“All we ever see is crooks, murderers, winos, stoolies, dames — all with an angle. You get so you think everybody’s like that; ’til you find out different, it’s kind of a lonely life.”
A city cop (Robert Ryan) with increasingly violent tendencies is sent by his concerned boss (Ed Begley) to help with a murder case up north in the countryside. Once there, he falls in love with the blind sister (Ida Lupino) of the young killer (Sumner Williams), and finds himself trying to stop the victim’s vengeful father (Ward Bond) from inflicting even more violence.
Response to Peary’s Review:
As Peary notes, in this “minor melodrama”, director Nicholas Ray once again explores one of his favorite themes — “males who [don’t] understand the reason for their violent natures, [and have] trouble controlling their impulses to lash out physically”. He notes that it’s “intense but not very convincing”, with Ida Lupino’s role as a blind mediator between Ryan’s rage and better instincts particularly forced; yet it still has much to recommend it, including Ryan (always compelling) in the lead role; a riveting score by Bernard Herrmann; smart dialogue (particularly that spoken by Charles Kemper as Ryan’s older partner, “Pop” Daly); and beautiful wintry scenery “up north”. It’s worth a look, and is must-see viewing simply as part of Ray’s iconic oeuvre.

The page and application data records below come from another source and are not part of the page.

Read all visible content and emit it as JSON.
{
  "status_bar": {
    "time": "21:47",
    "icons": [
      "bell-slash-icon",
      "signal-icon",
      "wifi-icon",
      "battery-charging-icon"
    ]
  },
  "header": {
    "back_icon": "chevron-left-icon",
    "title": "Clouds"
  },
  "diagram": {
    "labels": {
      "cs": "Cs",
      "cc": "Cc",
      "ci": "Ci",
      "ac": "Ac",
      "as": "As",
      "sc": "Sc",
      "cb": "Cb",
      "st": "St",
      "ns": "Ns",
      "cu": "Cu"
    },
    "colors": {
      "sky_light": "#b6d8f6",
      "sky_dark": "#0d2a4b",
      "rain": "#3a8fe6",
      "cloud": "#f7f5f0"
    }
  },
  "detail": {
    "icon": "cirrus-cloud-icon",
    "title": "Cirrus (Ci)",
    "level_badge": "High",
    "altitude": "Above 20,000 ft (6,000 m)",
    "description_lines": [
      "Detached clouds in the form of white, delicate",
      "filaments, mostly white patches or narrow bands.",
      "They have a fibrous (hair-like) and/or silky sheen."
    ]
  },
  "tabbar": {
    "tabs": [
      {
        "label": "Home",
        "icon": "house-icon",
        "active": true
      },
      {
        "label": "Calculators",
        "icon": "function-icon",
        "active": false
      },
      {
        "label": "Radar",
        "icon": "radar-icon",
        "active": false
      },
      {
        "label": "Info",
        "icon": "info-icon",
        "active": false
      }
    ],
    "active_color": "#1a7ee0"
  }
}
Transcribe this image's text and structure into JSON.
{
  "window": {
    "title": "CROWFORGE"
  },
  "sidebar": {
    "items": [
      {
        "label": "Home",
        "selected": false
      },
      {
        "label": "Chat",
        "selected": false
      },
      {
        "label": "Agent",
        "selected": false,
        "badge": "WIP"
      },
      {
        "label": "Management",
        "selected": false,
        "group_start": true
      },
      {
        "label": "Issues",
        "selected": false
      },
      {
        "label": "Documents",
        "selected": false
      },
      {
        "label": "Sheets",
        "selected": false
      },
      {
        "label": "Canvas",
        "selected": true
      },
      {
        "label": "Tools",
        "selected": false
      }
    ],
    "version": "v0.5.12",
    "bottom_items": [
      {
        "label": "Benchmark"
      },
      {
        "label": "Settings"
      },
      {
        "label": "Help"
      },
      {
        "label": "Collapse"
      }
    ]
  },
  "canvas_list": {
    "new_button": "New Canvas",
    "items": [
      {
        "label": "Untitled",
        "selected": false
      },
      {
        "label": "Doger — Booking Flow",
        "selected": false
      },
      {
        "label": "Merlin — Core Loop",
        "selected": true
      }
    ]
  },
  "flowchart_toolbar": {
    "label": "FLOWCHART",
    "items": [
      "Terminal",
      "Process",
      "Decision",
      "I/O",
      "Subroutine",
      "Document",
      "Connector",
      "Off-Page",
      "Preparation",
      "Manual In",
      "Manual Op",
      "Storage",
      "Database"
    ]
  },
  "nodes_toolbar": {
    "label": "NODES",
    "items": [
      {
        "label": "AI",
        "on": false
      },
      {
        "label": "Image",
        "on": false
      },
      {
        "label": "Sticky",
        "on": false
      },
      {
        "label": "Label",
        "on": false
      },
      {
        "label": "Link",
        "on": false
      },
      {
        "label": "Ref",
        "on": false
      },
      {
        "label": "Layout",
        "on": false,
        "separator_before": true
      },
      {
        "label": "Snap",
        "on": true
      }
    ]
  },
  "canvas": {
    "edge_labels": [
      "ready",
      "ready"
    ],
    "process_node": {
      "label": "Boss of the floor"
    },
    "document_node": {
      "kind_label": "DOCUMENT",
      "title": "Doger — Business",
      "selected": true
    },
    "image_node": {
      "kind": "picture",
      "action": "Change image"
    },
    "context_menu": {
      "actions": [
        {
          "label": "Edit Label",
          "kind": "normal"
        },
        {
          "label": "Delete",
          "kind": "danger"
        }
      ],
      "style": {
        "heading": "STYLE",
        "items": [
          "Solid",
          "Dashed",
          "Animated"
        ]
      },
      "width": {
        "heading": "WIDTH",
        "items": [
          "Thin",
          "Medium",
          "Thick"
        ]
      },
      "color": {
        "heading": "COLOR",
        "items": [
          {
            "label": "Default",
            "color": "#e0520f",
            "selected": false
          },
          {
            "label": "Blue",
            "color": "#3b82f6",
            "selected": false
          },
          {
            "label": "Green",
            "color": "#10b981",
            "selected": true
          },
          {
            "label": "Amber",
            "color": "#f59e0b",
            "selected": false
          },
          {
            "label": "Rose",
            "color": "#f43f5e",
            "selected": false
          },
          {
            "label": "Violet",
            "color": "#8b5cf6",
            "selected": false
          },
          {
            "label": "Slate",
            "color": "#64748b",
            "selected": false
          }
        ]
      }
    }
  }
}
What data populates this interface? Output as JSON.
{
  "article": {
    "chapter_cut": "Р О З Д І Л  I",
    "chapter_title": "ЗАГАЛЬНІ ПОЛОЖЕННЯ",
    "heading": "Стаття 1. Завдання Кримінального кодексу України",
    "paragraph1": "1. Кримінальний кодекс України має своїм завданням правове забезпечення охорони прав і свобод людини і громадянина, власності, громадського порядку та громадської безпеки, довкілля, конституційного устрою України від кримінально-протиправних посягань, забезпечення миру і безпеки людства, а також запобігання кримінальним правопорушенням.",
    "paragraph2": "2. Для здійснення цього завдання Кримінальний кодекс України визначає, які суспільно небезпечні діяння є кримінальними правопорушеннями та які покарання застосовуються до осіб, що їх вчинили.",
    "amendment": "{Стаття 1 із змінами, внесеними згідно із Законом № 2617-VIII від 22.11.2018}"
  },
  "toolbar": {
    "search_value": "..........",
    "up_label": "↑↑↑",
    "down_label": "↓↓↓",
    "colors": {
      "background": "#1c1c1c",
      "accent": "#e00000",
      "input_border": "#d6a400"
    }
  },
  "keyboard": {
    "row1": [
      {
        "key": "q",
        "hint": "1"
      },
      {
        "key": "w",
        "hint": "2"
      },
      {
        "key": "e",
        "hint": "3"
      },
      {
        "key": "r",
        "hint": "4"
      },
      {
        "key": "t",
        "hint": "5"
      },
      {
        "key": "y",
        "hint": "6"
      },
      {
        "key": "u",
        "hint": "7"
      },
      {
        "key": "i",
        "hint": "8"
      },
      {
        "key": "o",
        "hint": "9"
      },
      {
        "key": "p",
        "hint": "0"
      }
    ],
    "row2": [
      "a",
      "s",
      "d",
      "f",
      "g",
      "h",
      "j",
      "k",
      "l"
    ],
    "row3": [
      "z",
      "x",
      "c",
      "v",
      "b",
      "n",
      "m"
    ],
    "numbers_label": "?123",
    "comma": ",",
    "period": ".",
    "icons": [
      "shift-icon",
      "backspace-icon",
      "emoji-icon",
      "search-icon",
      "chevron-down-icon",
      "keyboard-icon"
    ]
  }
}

Redeeming Qualities and Moments:
Yes, as one of Ray’s earliest noteworthy films.